__Data excerpts__:
━━━━━━━━━━━━━━━━━━━━
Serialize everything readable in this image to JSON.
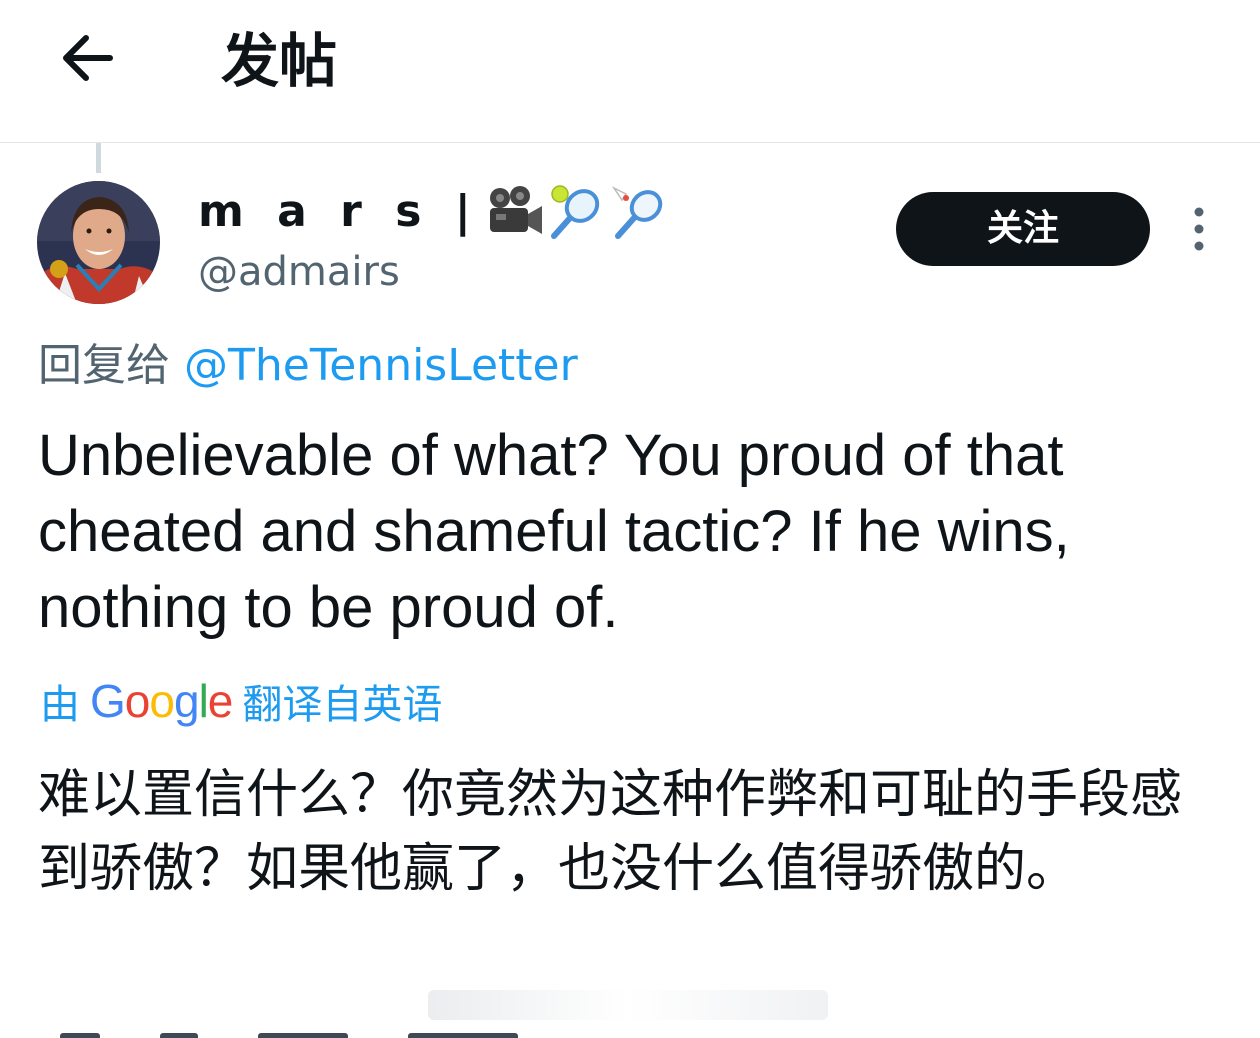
{
  "header": {
    "title": "发帖",
    "back_icon": "arrow-left-icon"
  },
  "author": {
    "display_name": "m a r s |",
    "name_emojis": [
      "movie-camera-icon",
      "tennis-racket-icon",
      "badminton-icon"
    ],
    "handle": "@admairs",
    "follow_label": "关注",
    "more_icon": "more-vertical-icon"
  },
  "reply": {
    "prefix": "回复给 ",
    "target": "@TheTennisLetter"
  },
  "tweet": {
    "text": "Unbelievable of what? You proud of that cheated and shameful tactic? If he wins, nothing to be proud of."
  },
  "translation": {
    "prefix": "由",
    "provider": "Google",
    "suffix": "翻译自英语",
    "text": "难以置信什么？你竟然为这种作弊和可耻的手段感到骄傲？如果他赢了，也没什么值得骄傲的。"
  },
  "colors": {
    "accent": "#1d9bf0",
    "text": "#0f1419",
    "secondary": "#536471",
    "google_blue": "#4285F4",
    "google_red": "#EA4335",
    "google_yellow": "#FBBC05",
    "google_green": "#34A853"
  }
}
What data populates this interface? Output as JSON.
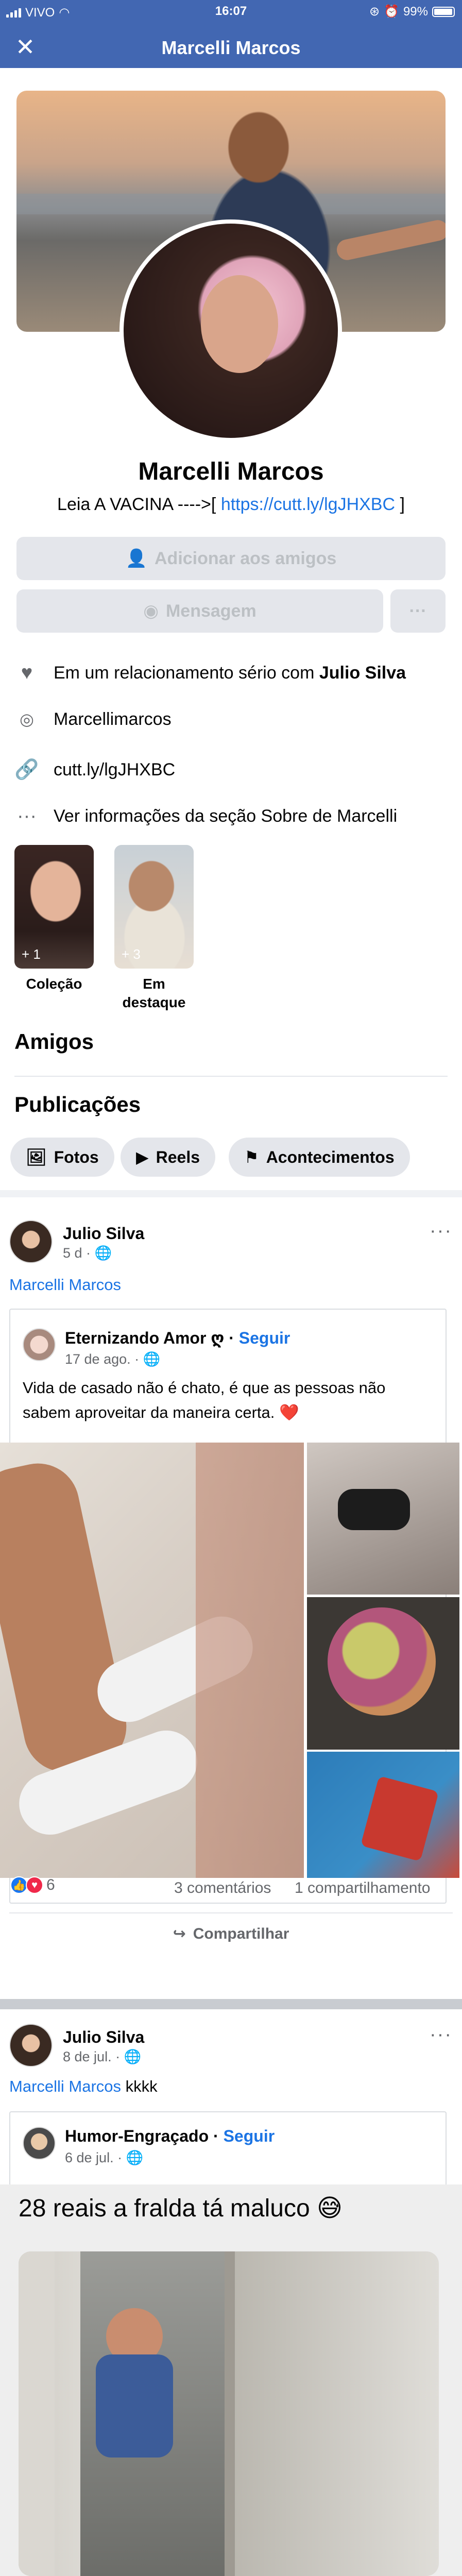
{
  "status": {
    "carrier": "VIVO",
    "time": "16:07",
    "battery": "99%"
  },
  "header": {
    "title": "Marcelli Marcos"
  },
  "profile": {
    "name": "Marcelli Marcos",
    "bio_prefix": "Leia  A VACINA ---->[ ",
    "bio_link": "https://cutt.ly/lgJHXBC",
    "bio_suffix": " ]",
    "add_friend_label": "Adicionar aos amigos",
    "message_label": "Mensagem",
    "more_label": "···"
  },
  "about": {
    "relationship_prefix": "Em um relacionamento sério com ",
    "relationship_partner": "Julio Silva",
    "instagram": "Marcellimarcos",
    "website": "cutt.ly/lgJHXBC",
    "see_more": "Ver informações da seção Sobre de Marcelli"
  },
  "highlights": [
    {
      "count": "+ 1",
      "label": "Coleção"
    },
    {
      "count": "+ 3",
      "label": "Em destaque"
    }
  ],
  "sections": {
    "friends": "Amigos",
    "posts": "Publicações"
  },
  "filters": [
    "Fotos",
    "Reels",
    "Acontecimentos"
  ],
  "post1": {
    "author": "Julio Silva",
    "time": "5 d",
    "target": "Marcelli Marcos",
    "shared_author": "Eternizando Amor ღ",
    "follow": "Seguir",
    "shared_time": "17 de ago.",
    "shared_text": "Vida de casado não é chato, é que as pessoas não sabem aproveitar da maneira certa. ❤️",
    "reaction_count": "6",
    "comments": "3 comentários",
    "shares": "1 compartilhamento",
    "share_label": "Compartilhar"
  },
  "post2": {
    "author": "Julio Silva",
    "time": "8 de jul.",
    "target": "Marcelli Marcos",
    "text_suffix": " kkkk",
    "shared_author": "Humor-Engraçado",
    "follow": "Seguir",
    "shared_time": "6 de jul.",
    "big_text": "28 reais a fralda tá maluco 😅"
  }
}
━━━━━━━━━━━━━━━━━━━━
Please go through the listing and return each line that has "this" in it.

Serialize everything readable in this image to JSON.
What data populates this interface? Output as JSON.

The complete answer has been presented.